It’s been less than a year since Williams gave birth to her daughter, Olympia, and began the journey toward returning to excellence. After winning just two of her first four matches after returning to the tour in March while struggling to regain her movement and rhythm, then taking a two-month break before resurfacing at the French Open, Williams is 9-1. A pectoral injury forced her to withdraw after winning three rounds at Roland Garros. Then, after recovering, she ran the table and won six straight rounds at the All England Club before bowing in the final.
“I’m just me, and that’s all I can be,” Williams said. “To all the moms out there, I was playing for you today, and I tried. But Angelique played really well; she played out of her mind.”

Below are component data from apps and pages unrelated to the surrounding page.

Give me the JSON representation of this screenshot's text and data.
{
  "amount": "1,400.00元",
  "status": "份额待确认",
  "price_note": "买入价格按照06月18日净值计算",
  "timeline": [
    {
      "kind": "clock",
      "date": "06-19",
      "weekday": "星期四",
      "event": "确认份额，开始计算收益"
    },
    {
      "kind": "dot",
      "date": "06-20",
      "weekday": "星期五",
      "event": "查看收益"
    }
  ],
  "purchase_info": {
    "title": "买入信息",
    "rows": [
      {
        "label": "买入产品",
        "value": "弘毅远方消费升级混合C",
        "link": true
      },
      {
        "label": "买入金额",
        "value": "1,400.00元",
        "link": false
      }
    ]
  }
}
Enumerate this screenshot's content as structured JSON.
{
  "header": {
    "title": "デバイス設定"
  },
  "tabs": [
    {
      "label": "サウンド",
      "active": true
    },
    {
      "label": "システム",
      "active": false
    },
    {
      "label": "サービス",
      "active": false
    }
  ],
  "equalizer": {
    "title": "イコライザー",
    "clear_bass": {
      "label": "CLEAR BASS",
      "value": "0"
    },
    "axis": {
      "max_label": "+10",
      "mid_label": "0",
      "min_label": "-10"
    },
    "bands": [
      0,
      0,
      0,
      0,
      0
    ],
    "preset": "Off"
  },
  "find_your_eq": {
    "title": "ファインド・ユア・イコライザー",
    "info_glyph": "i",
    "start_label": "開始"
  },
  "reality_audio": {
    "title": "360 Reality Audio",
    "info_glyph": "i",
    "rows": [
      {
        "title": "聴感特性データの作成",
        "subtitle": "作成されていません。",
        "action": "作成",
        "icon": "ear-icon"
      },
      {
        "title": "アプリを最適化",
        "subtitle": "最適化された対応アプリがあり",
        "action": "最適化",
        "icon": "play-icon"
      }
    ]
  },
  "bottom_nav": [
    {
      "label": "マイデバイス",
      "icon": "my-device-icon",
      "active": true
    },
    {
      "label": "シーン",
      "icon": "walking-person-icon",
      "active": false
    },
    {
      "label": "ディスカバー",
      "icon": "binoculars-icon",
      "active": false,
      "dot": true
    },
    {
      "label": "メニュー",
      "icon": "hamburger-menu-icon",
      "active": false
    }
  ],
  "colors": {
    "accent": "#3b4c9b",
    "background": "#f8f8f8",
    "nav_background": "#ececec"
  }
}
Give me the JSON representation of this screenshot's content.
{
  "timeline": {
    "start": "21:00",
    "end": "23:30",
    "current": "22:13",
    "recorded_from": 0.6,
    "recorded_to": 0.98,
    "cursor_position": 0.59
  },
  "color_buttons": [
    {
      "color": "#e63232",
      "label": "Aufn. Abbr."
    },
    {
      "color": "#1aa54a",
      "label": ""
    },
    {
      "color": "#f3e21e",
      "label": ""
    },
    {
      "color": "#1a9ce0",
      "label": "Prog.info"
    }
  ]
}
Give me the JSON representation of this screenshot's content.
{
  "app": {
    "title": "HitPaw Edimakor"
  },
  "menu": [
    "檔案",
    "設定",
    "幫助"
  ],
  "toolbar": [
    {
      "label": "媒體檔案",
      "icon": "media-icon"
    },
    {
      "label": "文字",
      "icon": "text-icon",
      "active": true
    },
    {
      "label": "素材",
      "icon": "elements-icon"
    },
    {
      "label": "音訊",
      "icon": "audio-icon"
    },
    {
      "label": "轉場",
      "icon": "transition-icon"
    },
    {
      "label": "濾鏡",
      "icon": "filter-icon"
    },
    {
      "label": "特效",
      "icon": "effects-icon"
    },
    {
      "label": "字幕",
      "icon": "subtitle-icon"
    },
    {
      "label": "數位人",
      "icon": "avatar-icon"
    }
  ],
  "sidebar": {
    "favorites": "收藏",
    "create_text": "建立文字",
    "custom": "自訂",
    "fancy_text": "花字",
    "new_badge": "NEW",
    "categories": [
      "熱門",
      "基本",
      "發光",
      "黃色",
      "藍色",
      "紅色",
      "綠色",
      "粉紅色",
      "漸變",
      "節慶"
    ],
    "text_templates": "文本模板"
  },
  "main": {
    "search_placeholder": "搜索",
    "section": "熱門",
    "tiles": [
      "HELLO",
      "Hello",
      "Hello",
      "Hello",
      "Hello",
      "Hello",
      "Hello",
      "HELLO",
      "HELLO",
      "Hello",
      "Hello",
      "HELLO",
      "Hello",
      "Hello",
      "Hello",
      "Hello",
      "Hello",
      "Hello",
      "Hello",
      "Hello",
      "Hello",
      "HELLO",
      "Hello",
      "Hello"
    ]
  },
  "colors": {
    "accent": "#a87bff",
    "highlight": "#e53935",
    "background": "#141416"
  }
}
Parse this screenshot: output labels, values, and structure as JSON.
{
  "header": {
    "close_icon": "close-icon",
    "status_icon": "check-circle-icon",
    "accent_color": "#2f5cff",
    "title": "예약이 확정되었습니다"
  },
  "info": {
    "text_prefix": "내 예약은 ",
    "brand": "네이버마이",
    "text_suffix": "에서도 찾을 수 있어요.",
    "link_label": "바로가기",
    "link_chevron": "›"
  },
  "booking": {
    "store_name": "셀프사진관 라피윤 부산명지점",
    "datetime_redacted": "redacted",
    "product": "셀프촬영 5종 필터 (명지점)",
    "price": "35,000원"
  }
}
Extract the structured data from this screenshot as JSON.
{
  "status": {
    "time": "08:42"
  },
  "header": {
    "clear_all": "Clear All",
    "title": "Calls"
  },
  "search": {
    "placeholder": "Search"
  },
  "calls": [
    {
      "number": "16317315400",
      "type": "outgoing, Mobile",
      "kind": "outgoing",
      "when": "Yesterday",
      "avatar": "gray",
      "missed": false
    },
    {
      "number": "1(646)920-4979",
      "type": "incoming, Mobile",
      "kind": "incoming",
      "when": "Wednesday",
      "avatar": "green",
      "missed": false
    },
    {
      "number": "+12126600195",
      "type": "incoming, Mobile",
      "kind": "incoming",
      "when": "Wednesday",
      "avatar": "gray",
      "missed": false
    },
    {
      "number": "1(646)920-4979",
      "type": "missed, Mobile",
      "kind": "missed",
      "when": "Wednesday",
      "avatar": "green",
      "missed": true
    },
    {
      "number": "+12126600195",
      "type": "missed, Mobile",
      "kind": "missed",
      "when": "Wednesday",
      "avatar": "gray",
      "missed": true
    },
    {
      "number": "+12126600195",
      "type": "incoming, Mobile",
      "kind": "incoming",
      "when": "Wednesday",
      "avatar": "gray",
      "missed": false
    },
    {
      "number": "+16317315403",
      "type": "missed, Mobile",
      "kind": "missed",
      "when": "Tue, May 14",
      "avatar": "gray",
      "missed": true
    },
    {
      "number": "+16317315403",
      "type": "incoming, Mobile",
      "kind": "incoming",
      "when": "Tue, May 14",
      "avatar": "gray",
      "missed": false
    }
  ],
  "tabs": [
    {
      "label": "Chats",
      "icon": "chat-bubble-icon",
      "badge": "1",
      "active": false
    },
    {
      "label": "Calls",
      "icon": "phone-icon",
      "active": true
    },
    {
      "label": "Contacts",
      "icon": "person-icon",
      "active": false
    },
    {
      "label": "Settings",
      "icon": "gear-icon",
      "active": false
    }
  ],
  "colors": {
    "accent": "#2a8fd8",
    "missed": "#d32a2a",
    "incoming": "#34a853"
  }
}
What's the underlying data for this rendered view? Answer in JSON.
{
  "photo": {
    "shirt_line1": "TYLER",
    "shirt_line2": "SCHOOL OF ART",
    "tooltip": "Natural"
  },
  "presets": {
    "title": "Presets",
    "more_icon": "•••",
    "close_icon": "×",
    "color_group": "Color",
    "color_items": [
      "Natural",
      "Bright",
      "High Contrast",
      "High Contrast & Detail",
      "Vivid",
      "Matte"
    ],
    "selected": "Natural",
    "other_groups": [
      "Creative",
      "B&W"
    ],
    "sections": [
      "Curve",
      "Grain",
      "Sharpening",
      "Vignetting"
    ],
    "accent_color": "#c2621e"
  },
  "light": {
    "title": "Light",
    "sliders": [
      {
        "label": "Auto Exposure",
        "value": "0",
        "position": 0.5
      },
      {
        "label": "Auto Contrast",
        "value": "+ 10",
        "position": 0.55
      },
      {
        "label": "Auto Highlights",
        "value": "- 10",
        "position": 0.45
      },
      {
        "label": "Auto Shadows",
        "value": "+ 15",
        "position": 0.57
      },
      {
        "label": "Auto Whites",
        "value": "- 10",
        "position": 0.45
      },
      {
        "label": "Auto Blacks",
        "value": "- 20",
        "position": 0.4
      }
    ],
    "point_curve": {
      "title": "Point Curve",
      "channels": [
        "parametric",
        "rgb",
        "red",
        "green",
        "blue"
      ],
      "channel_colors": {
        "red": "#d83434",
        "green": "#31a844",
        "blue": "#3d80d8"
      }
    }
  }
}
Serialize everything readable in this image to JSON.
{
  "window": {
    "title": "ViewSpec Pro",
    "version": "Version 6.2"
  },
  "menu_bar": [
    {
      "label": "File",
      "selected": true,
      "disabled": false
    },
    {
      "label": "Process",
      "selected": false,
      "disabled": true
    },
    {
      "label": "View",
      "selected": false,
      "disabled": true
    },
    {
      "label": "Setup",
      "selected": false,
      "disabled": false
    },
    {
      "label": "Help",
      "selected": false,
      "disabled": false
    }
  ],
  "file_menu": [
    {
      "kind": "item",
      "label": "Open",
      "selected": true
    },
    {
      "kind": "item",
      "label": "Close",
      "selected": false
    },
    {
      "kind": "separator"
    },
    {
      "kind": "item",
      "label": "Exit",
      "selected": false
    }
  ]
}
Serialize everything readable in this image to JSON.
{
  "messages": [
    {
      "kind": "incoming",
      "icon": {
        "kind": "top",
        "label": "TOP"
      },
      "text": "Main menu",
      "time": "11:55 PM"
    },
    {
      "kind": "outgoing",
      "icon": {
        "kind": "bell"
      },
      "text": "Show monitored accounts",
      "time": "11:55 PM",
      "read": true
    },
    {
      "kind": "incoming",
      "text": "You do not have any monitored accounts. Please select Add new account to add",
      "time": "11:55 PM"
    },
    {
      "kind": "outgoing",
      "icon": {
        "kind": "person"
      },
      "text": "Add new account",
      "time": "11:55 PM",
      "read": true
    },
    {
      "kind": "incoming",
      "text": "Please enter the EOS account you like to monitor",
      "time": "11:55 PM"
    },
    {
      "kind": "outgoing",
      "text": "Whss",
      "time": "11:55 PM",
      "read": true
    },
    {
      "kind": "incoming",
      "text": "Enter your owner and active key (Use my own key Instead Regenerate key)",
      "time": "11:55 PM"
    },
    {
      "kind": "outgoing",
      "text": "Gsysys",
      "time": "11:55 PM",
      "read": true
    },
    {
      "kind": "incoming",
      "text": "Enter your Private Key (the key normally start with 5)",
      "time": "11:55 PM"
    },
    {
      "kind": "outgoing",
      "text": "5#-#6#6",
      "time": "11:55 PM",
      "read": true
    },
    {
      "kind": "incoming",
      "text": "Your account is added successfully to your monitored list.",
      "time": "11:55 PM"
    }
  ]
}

Indeed, Kerber won 70 percent of her first serves (23 of 33) and broke Williams four times in seven tries. Although she hit just 11 winners to Serena’s 23, she only made five unforced errors while Williams committed 24. Kerber outpointed Williams 56-45.
Williams and Kerber endured a two-hour delay to accommodate the completion of the second men’s semifinal between No. 2 seed Rafael Nadal and No. 12 seed Novak Djokovic, won by Djokovic in five sets, before taking Centre Court to begin their final. Then, they battled like warriors in pursuit of the Venus Rosewater Dish, the prize given to the Wimbledon ladies’ champion.
Kerber won the first set in 31 minutes on the strength of breaking Williams’ serve three times. Down 2-3, the German won four straight games to close out the opener. Then, she won a critical break-point opportunity in the sixth game of the second set with a forehand winner to go ahead 4-2. Kerber closed out the 65-minute title match when Williams hit an errant backhand. Perhaps, the biggest surprise was how swiftly and solidly Kerber won.
After securing match point, Kerber collapsed to the ground the moment she realized victory belonged to her. It didn’t matter that she got dirt stains all over her back of her kit in celebrating the moment.
A victory tour around Centre Court soon followed. Then, in a separate off-court interview with North American broadcaster ESPN, Kerber called winning Wimbledon “one of my best moments of my career,” and “my biggest goal of the year.”
She added, “It’s like a dream come true. It’s special to play Serena. This was the moment I practiced for, to play on the biggest stage in tennis.”
Among the notables at Centre Court for the women’s final: British royals Kate Middleton and Meghan Markle, nine-time Wimbledon champion Martina Navratilova, six-time Wimbledon champion Billie Jean King, Vogue editor-in-chief Anna Wintour, Formula One Grand Prix driver Lewis Hamilton, and professional golfer Tiger Woods.